- _Excerpts from a dataset_:
___
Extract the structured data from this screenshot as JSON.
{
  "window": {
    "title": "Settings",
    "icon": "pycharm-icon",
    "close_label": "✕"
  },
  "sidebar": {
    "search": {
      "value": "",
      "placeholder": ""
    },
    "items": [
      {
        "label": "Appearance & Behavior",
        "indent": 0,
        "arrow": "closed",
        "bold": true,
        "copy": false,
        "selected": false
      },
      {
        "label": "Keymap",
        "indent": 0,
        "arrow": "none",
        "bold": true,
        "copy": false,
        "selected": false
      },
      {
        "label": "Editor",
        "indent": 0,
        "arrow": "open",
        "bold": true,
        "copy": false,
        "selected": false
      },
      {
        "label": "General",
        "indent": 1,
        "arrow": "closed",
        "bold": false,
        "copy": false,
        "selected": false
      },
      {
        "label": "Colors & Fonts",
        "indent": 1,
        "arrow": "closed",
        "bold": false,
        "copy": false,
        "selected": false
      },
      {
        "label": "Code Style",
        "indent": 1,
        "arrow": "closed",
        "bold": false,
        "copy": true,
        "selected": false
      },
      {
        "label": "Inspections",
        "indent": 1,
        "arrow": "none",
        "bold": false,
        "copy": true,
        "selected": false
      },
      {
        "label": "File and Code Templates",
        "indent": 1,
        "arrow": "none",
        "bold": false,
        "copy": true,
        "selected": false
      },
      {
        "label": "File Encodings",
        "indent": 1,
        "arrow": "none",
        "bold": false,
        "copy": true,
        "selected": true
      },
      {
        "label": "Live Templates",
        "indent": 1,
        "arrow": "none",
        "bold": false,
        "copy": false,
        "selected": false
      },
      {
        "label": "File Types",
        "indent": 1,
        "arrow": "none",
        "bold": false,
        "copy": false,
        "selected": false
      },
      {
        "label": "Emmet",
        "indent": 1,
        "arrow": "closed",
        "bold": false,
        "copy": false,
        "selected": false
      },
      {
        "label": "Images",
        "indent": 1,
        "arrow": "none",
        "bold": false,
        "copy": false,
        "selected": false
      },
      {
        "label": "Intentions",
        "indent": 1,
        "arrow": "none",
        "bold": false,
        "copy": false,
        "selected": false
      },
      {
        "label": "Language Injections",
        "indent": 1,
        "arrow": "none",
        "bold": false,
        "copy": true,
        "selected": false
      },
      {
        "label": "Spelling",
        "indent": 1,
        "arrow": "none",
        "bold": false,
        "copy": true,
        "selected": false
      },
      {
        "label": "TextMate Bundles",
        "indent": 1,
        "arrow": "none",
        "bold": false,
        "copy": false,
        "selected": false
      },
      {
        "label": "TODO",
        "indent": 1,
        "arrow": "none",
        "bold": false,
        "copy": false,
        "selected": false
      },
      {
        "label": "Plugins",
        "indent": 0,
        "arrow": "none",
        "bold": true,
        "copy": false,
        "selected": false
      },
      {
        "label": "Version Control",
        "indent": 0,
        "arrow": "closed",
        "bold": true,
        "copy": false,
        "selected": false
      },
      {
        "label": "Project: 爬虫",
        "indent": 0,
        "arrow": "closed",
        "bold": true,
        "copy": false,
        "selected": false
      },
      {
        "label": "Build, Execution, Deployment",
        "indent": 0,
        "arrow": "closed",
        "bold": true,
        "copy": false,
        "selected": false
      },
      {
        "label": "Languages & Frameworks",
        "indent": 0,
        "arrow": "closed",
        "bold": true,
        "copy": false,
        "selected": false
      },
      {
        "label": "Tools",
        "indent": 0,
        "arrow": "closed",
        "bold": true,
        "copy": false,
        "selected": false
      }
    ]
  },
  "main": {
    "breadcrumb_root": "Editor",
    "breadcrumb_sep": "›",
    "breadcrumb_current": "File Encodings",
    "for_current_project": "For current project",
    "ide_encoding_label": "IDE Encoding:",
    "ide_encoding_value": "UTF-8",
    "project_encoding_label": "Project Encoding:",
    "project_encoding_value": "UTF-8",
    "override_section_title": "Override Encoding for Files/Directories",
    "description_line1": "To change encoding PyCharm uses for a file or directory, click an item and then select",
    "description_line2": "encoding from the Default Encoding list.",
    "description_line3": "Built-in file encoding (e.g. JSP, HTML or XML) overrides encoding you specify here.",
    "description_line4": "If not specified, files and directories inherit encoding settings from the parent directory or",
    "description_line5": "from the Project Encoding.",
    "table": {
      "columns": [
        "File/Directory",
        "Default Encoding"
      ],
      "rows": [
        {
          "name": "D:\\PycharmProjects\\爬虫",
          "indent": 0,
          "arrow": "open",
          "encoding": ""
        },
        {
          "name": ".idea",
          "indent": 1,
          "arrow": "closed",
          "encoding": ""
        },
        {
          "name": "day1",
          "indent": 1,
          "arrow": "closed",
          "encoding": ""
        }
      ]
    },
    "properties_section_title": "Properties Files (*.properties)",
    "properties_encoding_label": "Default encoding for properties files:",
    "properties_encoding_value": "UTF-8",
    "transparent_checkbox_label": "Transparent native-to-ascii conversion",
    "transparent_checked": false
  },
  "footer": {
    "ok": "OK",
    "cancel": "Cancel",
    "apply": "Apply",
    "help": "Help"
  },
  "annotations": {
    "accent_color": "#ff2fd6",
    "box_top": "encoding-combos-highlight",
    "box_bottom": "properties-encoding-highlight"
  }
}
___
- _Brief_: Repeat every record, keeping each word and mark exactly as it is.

- _Solution to this problem_:
Extract the structured data from this screenshot as JSON.
{
  "window": {
    "title": "Settings",
    "icon": "pycharm-icon",
    "close_label": "✕"
  },
  "sidebar": {
    "search": {
      "value": "",
      "placeholder": ""
    },
    "items": [
      {
        "label": "Appearance & Behavior",
        "indent": 0,
        "arrow": "closed",
        "bold": true,
        "copy": false,
        "selected": false
      },
      {
        "label": "Keymap",
        "indent": 0,
        "arrow": "none",
        "bold": true,
        "copy": false,
        "selected": false
      },
      {
        "label": "Editor",
        "indent": 0,
        "arrow": "open",
        "bold": true,
        "copy": false,
        "selected": false
      },
      {
        "label": "General",
        "indent": 1,
        "arrow": "closed",
        "bold": false,
        "copy": false,
        "selected": false
      },
      {
        "label": "Colors & Fonts",
        "indent": 1,
        "arrow": "closed",
        "bold": false,
        "copy": false,
        "selected": false
      },
      {
        "label": "Code Style",
        "indent": 1,
        "arrow": "closed",
        "bold": false,
        "copy": true,
        "selected": false
      },
      {
        "label": "Inspections",
        "indent": 1,
        "arrow": "none",
        "bold": false,
        "copy": true,
        "selected": false
      },
      {
        "label": "File and Code Templates",
        "indent": 1,
        "arrow": "none",
        "bold": false,
        "copy": true,
        "selected": false
      },
      {
        "label": "File Encodings",
        "indent": 1,
        "arrow": "none",
        "bold": false,
        "copy": true,
        "selected": true
      },
      {
        "label": "Live Templates",
        "indent": 1,
        "arrow": "none",
        "bold": false,
        "copy": false,
        "selected": false
      },
      {
        "label": "File Types",
        "indent": 1,
        "arrow": "none",
        "bold": false,
        "copy": false,
        "selected": false
      },
      {
        "label": "Emmet",
        "indent": 1,
        "arrow": "closed",
        "bold": false,
        "copy": false,
        "selected": false
      },
      {
        "label": "Images",
        "indent": 1,
        "arrow": "none",
        "bold": false,
        "copy": false,
        "selected": false
      },
      {
        "label": "Intentions",
        "indent": 1,
        "arrow": "none",
        "bold": false,
        "copy": false,
        "selected": false
      },
      {
        "label": "Language Injections",
        "indent": 1,
        "arrow": "none",
        "bold": false,
        "copy": true,
        "selected": false
      },
      {
        "label": "Spelling",
        "indent": 1,
        "arrow": "none",
        "bold": false,
        "copy": true,
        "selected": false
      },
      {
        "label": "TextMate Bundles",
        "indent": 1,
        "arrow": "none",
        "bold": false,
        "copy": false,
        "selected": false
      },
      {
        "label": "TODO",
        "indent": 1,
        "arrow": "none",
        "bold": false,
        "copy": false,
        "selected": false
      },
      {
        "label": "Plugins",
        "indent": 0,
        "arrow": "none",
        "bold": true,
        "copy": false,
        "selected": false
      },
      {
        "label": "Version Control",
        "indent": 0,
        "arrow": "closed",
        "bold": true,
        "copy": false,
        "selected": false
      },
      {
        "label": "Project: 爬虫",
        "indent": 0,
        "arrow": "closed",
        "bold": true,
        "copy": false,
        "selected": false
      },
      {
        "label": "Build, Execution, Deployment",
        "indent": 0,
        "arrow": "closed",
        "bold": true,
        "copy": false,
        "selected": false
      },
      {
        "label": "Languages & Frameworks",
        "indent": 0,
        "arrow": "closed",
        "bold": true,
        "copy": false,
        "selected": false
      },
      {
        "label": "Tools",
        "indent": 0,
        "arrow": "closed",
        "bold": true,
        "copy": false,
        "selected": false
      }
    ]
  },
  "main": {
    "breadcrumb_root": "Editor",
    "breadcrumb_sep": "›",
    "breadcrumb_current": "File Encodings",
    "for_current_project": "For current project",
    "ide_encoding_label": "IDE Encoding:",
    "ide_encoding_value": "UTF-8",
    "project_encoding_label": "Project Encoding:",
    "project_encoding_value": "UTF-8",
    "override_section_title": "Override Encoding for Files/Directories",
    "description_line1": "To change encoding PyCharm uses for a file or directory, click an item and then select",
    "description_line2": "encoding from the Default Encoding list.",
    "description_line3": "Built-in file encoding (e.g. JSP, HTML or XML) overrides encoding you specify here.",
    "description_line4": "If not specified, files and directories inherit encoding settings from the parent directory or",
    "description_line5": "from the Project Encoding.",
    "table": {
      "columns": [
        "File/Directory",
        "Default Encoding"
      ],
      "rows": [
        {
          "name": "D:\\PycharmProjects\\爬虫",
          "indent": 0,
          "arrow": "open",
          "encoding": ""
        },
        {
          "name": ".idea",
          "indent": 1,
          "arrow": "closed",
          "encoding": ""
        },
        {
          "name": "day1",
          "indent": 1,
          "arrow": "closed",
          "encoding": ""
        }
      ]
    },
    "properties_section_title": "Properties Files (*.properties)",
    "properties_encoding_label": "Default encoding for properties files:",
    "properties_encoding_value": "UTF-8",
    "transparent_checkbox_label": "Transparent native-to-ascii conversion",
    "transparent_checked": false
  },
  "footer": {
    "ok": "OK",
    "cancel": "Cancel",
    "apply": "Apply",
    "help": "Help"
  },
  "annotations": {
    "accent_color": "#ff2fd6",
    "box_top": "encoding-combos-highlight",
    "box_bottom": "properties-encoding-highlight"
  }
}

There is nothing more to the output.